- Copper peptides: A buzzy skincare ingredient that helps to repair and firm skin and aids in collagen and elastin production.
- Though copper peptides and vitamin C provide similar benefits, they both have a place in skincare.
- Vitamin C is known for its protective qualities, but skincare experts debate about whether copper peptides protect the skin from damage.
The COVID-19 pandemic led to a paradigm shift in the beauty industry. People were retiring the full coverage foundation and clinging to high quality SPF, and slowly gravitating toward the influencer-infused world of skincare. Now more than ever, building a proper skincare routine can be confusing.
Since late 2022, copper peptides have taken SkinTok by storm — Byrdie even called them "nature's botox." According to Biossance, copper peptides, or GHK-Cu, are "a naturally occurring complex made within the human body during times of repair." The metallic superhero has been adored for its smoothing, firming, and healing properties since its 1973 discovery, as per a 2018 scholarly article by Loren Pickart and Anna Margolina.
Since atomic number 29 is fairly similar to staple ingredient vitamin C, skincare enthusiasts are befuddled, slathering their faces with anything that promises a fountain of youth-like effect.

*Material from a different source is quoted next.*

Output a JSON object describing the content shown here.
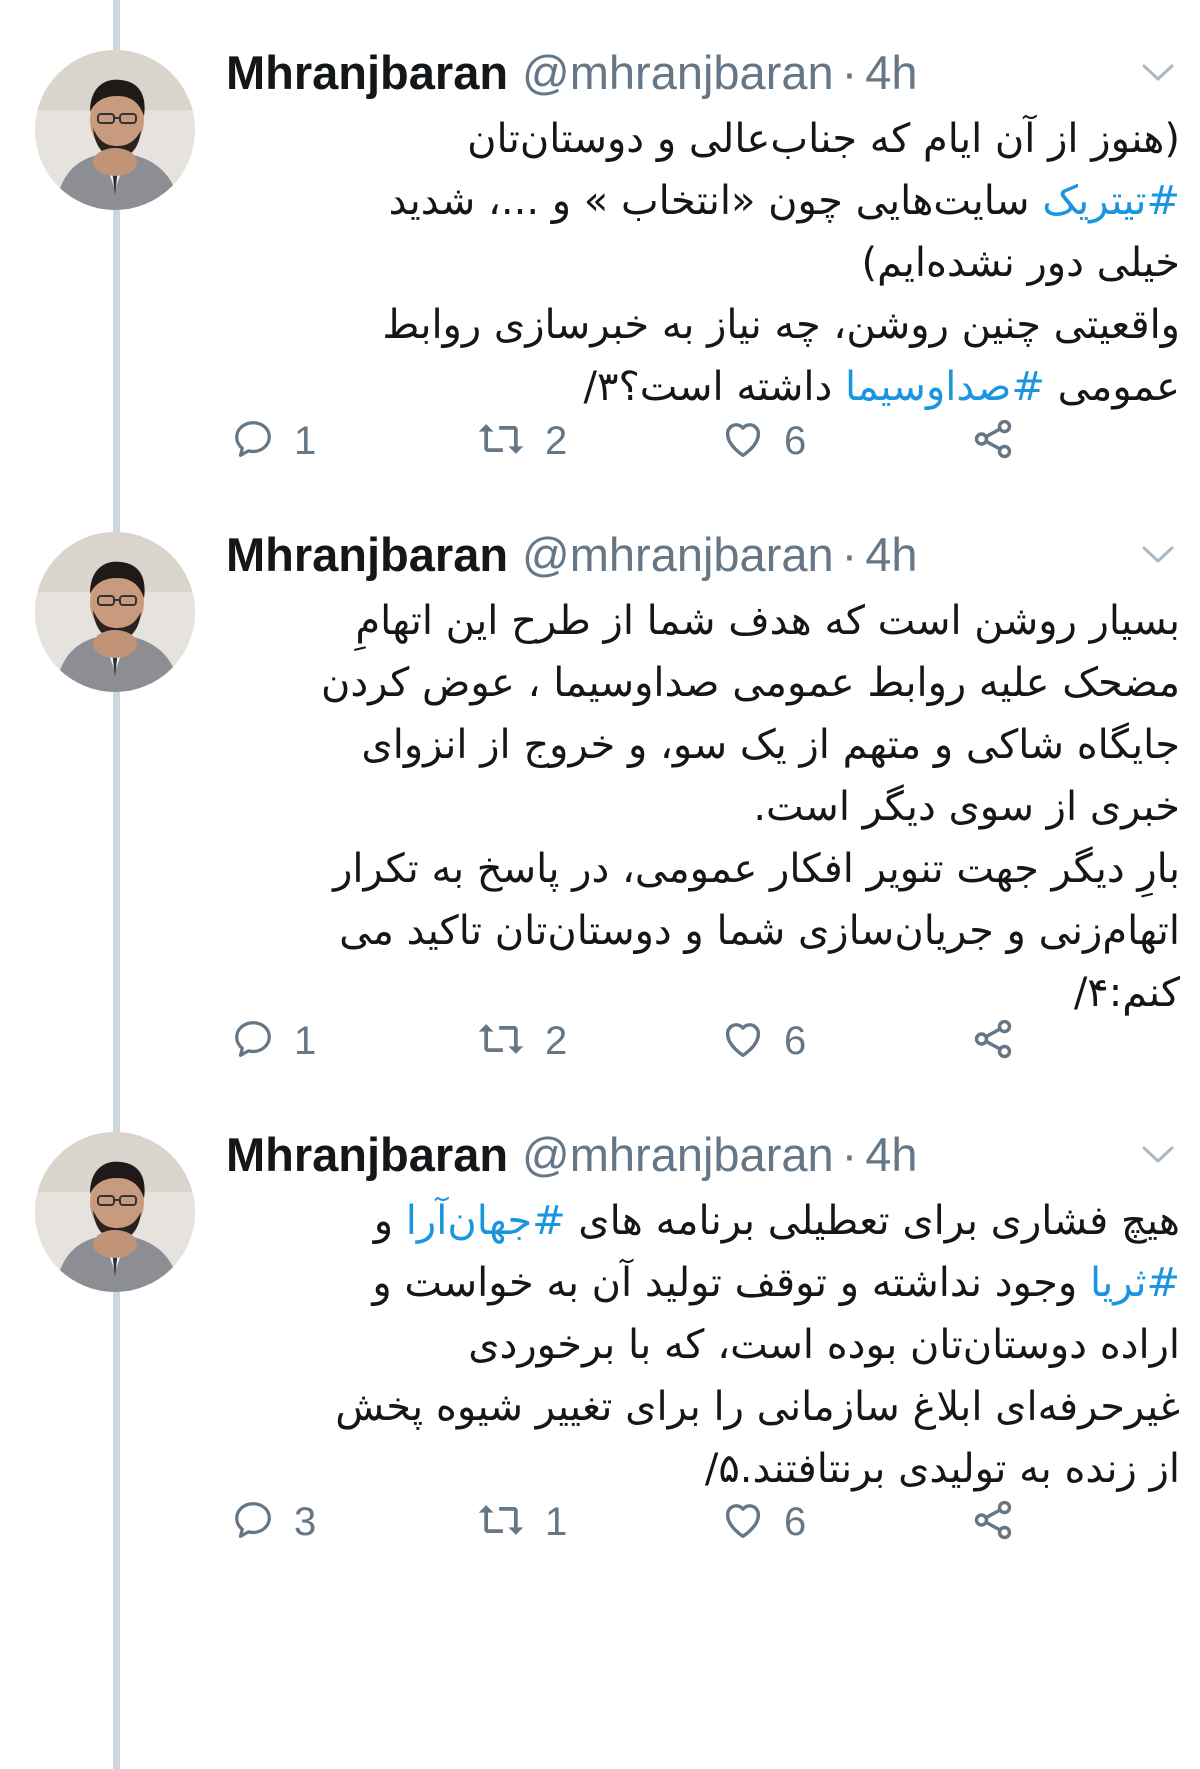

Let's compare the two skincare heroes.
What are copper peptides and what do they do?
According to Pickart and Margolina's article, GHK-Cu "is a small, naturally occurring tri-peptide present in human plasma that also can be released from tissues in case of an injury."
Copper peptides can tighten and firm skin, repair skin barrier proteins, reduce signs of aging, improve hyperpigmentation, encourage wound healing, and reduce inflammation.

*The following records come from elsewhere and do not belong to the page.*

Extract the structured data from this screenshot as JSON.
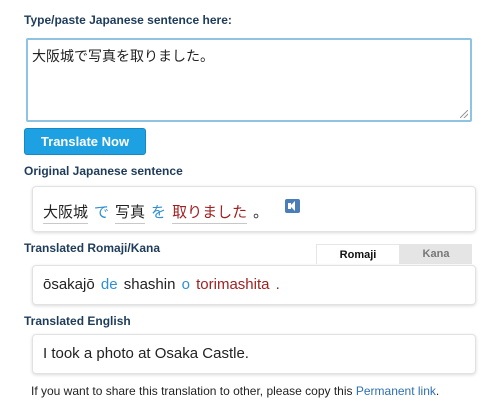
{
  "input_section": {
    "label": "Type/paste Japanese sentence here:",
    "value": "大阪城で写真を取りました。"
  },
  "translate_button": {
    "label": "Translate Now"
  },
  "original": {
    "label": "Original Japanese sentence",
    "tokens": [
      {
        "text": "大阪城",
        "type": "noun"
      },
      {
        "text": "で",
        "type": "particle"
      },
      {
        "text": "写真",
        "type": "noun"
      },
      {
        "text": "を",
        "type": "particle"
      },
      {
        "text": "取りました",
        "type": "verb"
      },
      {
        "text": "。",
        "type": "punct"
      }
    ],
    "audio_icon": "speaker-icon"
  },
  "romaji": {
    "label": "Translated Romaji/Kana",
    "tabs": [
      {
        "label": "Romaji",
        "active": true
      },
      {
        "label": "Kana",
        "active": false
      }
    ],
    "tokens": [
      {
        "text": "ōsakajō",
        "type": "noun"
      },
      {
        "text": "de",
        "type": "particle"
      },
      {
        "text": "shashin",
        "type": "noun"
      },
      {
        "text": "o",
        "type": "particle"
      },
      {
        "text": "torimashita",
        "type": "verb"
      },
      {
        "text": ".",
        "type": "punct"
      }
    ]
  },
  "english": {
    "label": "Translated English",
    "value": "I took a photo at Osaka Castle."
  },
  "footer": {
    "text": "If you want to share this translation to other, please copy this ",
    "link": "Permanent link",
    "end": "."
  },
  "colors": {
    "accent": "#1da1e3",
    "label": "#1e3c5a",
    "particle": "#2f8fd1",
    "verb": "#9e1f1f",
    "link": "#2e6fb0"
  }
}
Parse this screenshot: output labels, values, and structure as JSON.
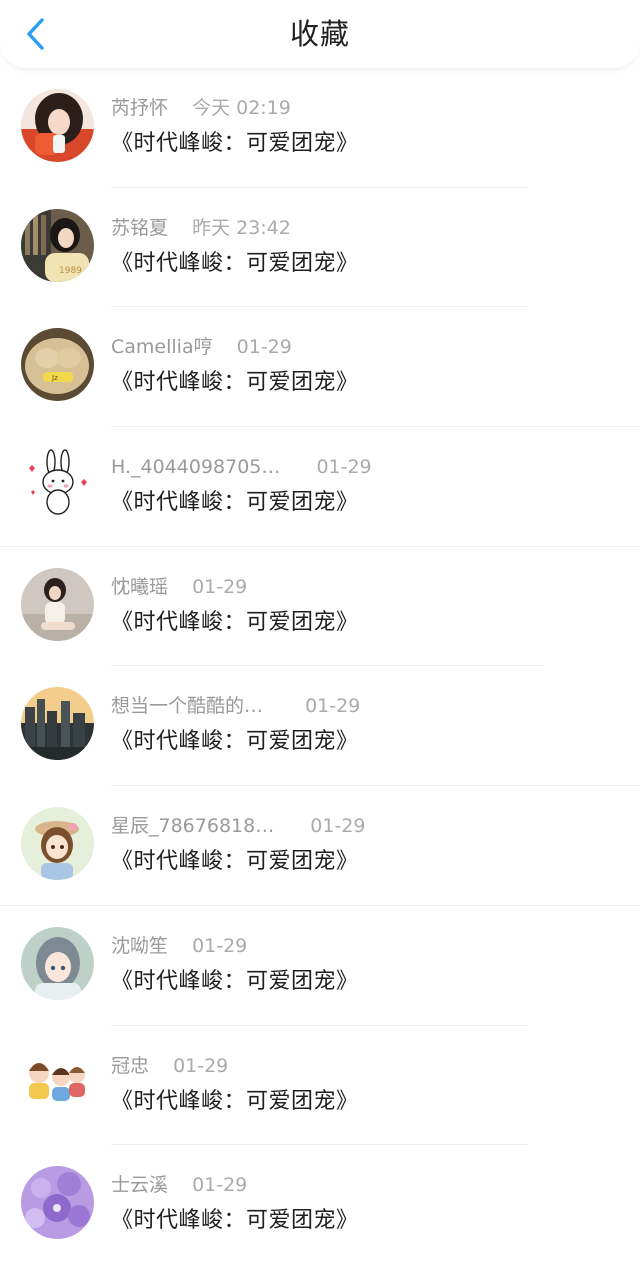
{
  "header": {
    "title": "收藏",
    "back_icon": "chevron-left-icon",
    "accent_color": "#2a9df4"
  },
  "favorites": [
    {
      "user": "芮抒怀",
      "time": "今天 02:19",
      "item": "《时代峰峻：可爱团宠》",
      "avatar": "avatar-red-girl"
    },
    {
      "user": "苏铭夏",
      "time": "昨天 23:42",
      "item": "《时代峰峻：可爱团宠》",
      "avatar": "avatar-girl-yellow-shirt"
    },
    {
      "user": "Camellia哼",
      "time": "01-29",
      "item": "《时代峰峻：可爱团宠》",
      "avatar": "avatar-fluffy-dog"
    },
    {
      "user": "H._4044098705…",
      "time": "01-29",
      "item": "《时代峰峻：可爱团宠》",
      "avatar": "avatar-bunny-sticker"
    },
    {
      "user": "忱曦瑶",
      "time": "01-29",
      "item": "《时代峰峻：可爱团宠》",
      "avatar": "avatar-girl-photo"
    },
    {
      "user": "想当一个酷酷的…",
      "time": "01-29",
      "item": "《时代峰峻：可爱团宠》",
      "avatar": "avatar-city-skyline"
    },
    {
      "user": "星辰_78676818…",
      "time": "01-29",
      "item": "《时代峰峻：可爱团宠》",
      "avatar": "avatar-anime-girl-hat"
    },
    {
      "user": "沈呦笙",
      "time": "01-29",
      "item": "《时代峰峻：可爱团宠》",
      "avatar": "avatar-anime-girl-blue"
    },
    {
      "user": "冠忠",
      "time": "01-29",
      "item": "《时代峰峻：可爱团宠》",
      "avatar": "avatar-cartoon-kids"
    },
    {
      "user": "士云溪",
      "time": "01-29",
      "item": "《时代峰峻：可爱团宠》",
      "avatar": "avatar-purple-flowers"
    }
  ]
}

The amount of copper peptides in the body decreases with aging, as per Real Simple.
"Peptides are applied topically via serums and creams and work by signaling to your cells to produce more collagen and other complex molecules," FAAD and board-certified dermatologist Dr. Tiffany J. Libby told the publication.
Overall, skincare infused with copper peptides (which are either made synthetically or are derived from plants and/or animals) will help you achieve a bouncy, plump, and youthful complexion.

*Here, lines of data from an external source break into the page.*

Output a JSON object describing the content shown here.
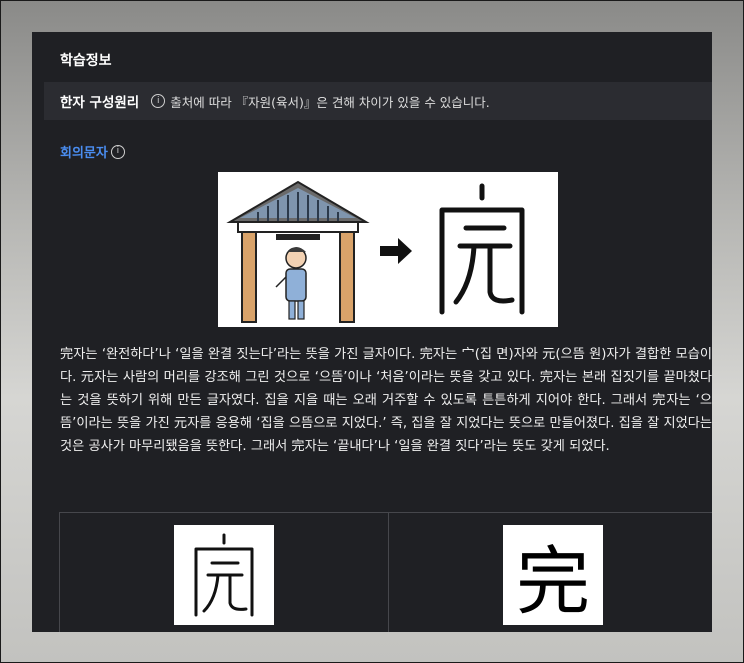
{
  "panel": {
    "title": "학습정보"
  },
  "info_bar": {
    "label": "한자 구성원리",
    "icon": "info-icon",
    "text": "출처에 따라 『자원(육서)』은 견해 차이가 있을 수 있습니다."
  },
  "classification": {
    "label": "회의문자",
    "icon": "info-icon"
  },
  "description": "完자는 ‘완전하다’나 ‘일을 완결 짓는다’라는 뜻을 가진 글자이다. 完자는 宀(집 면)자와 元(으뜸 원)자가 결합한 모습이다. 元자는 사람의 머리를 강조해 그린 것으로 ‘으뜸’이나 ‘처음’이라는 뜻을 갖고 있다. 完자는 본래 집짓기를 끝마쳤다는 것을 뜻하기 위해 만든 글자였다. 집을 지을 때는 오래 거주할 수 있도록 튼튼하게 지어야 한다. 그래서 完자는 ‘으뜸’이라는 뜻을 가진 元자를 응용해 ‘집을 으뜸으로 지었다.’ 즉, 집을 잘 지었다는 뜻으로 만들어졌다. 집을 잘 지었다는 것은 공사가 마무리됐음을 뜻한다. 그래서 完자는 ‘끝내다’나 ‘일을 완결 짓다’라는 뜻도 갖게 되었다.",
  "glyphs": {
    "kaishu": "完"
  }
}
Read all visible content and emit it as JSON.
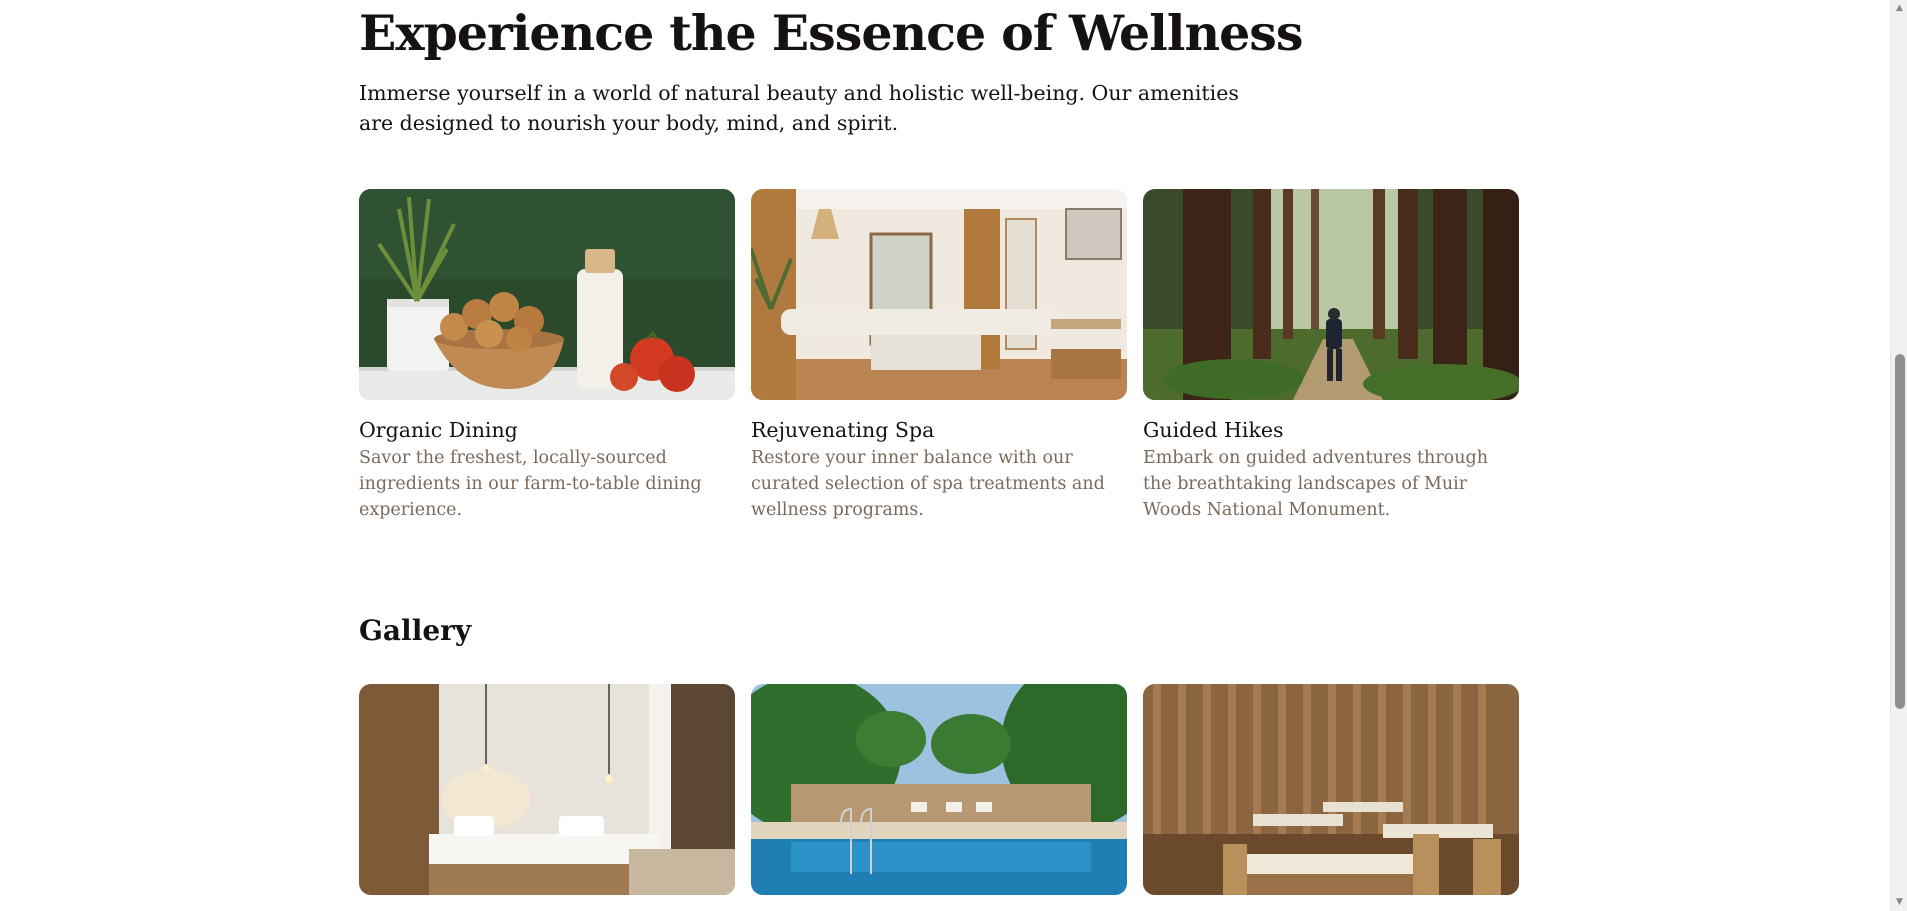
{
  "hero": {
    "title": "Experience the Essence of Wellness",
    "text": "Immerse yourself in a world of natural beauty and holistic well-being. Our amenities are designed to nourish your body, mind, and spirit."
  },
  "amenities": [
    {
      "title": "Organic Dining",
      "text": "Savor the freshest, locally-sourced ingredients in our farm-to-table dining experience."
    },
    {
      "title": "Rejuvenating Spa",
      "text": "Restore your inner balance with our curated selection of spa treatments and wellness programs."
    },
    {
      "title": "Guided Hikes",
      "text": "Embark on guided adventures through the breathtaking landscapes of Muir Woods National Monument."
    }
  ],
  "gallery": {
    "title": "Gallery"
  },
  "scrollbar": {
    "up_icon": "▲",
    "down_icon": "▼"
  }
}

Copper peptides vs. vitamin C: Which is the better skincare ingredient?
According to board-certified dermatologist and YouTuber Dr. Shereene Idriss, incorporating both ingredients into your skincare routine is ideal, as they have different jobs.
For years, it's been drilled into our heads that vitamin C — a brightening antioxidant — is a must for evening out skin tone and neutralizing free radicals.
Well, contrary to some TikTok mumbo-jumbo, Dr. Idriss urges people not to replace their vitamin C with copper peptides.
"Unlike vitamin C, [copper peptides] help to produce collagen and elastin, firming your skin tone, minimizing the appearance of your fine lines, and evening out your skin tone in the process," she explained in a 2023 video.
While both help even out skin tone, Dr. Idriss relayed that copper peptides don't protect the skin like vitamin C does.
"[Vitamin C] protects from the UV damage, it protects from the pollution, it protects from all the free radical damage being created on a daily basis," she continued. "Plus, vitamin C makes your sunscreen work better for you."
However, Pickart and Margolina's paper lists "protect skin cells from UV radiation" as a copper peptide advantage. Additionally, Curology claimed copper peptides "may reduce sun damage" and offer free radical protection.
Though of course, the most important product to protect your face from the sun is a daily face sunscreen.
Here's when you should work copper peptides and vitamin C into your skincare routine.
Though the two are fairly similar, they should be applied at opposite times of the day, according to Dr. Idriss. She advices people use vitamin C in the morning and copper peptides at night.
"Alternate the copper peptides with the retinol, making sure not to use them together because they might [cause irritation]," she concluded.
Retinol, vitamin C, and alpha-hydroxy acids (AHAs) can potentially reduce the powers of copper peptides (though there's skepticism about this), which is perhaps why Dr. Idriss doesn't recommend applying them all at the same time.
Ultimately, consulting with your dermatologist about what works for your unique skin is advisable. But we'd bet a whole lot of pennies that you're enticed by those youthful copper waters.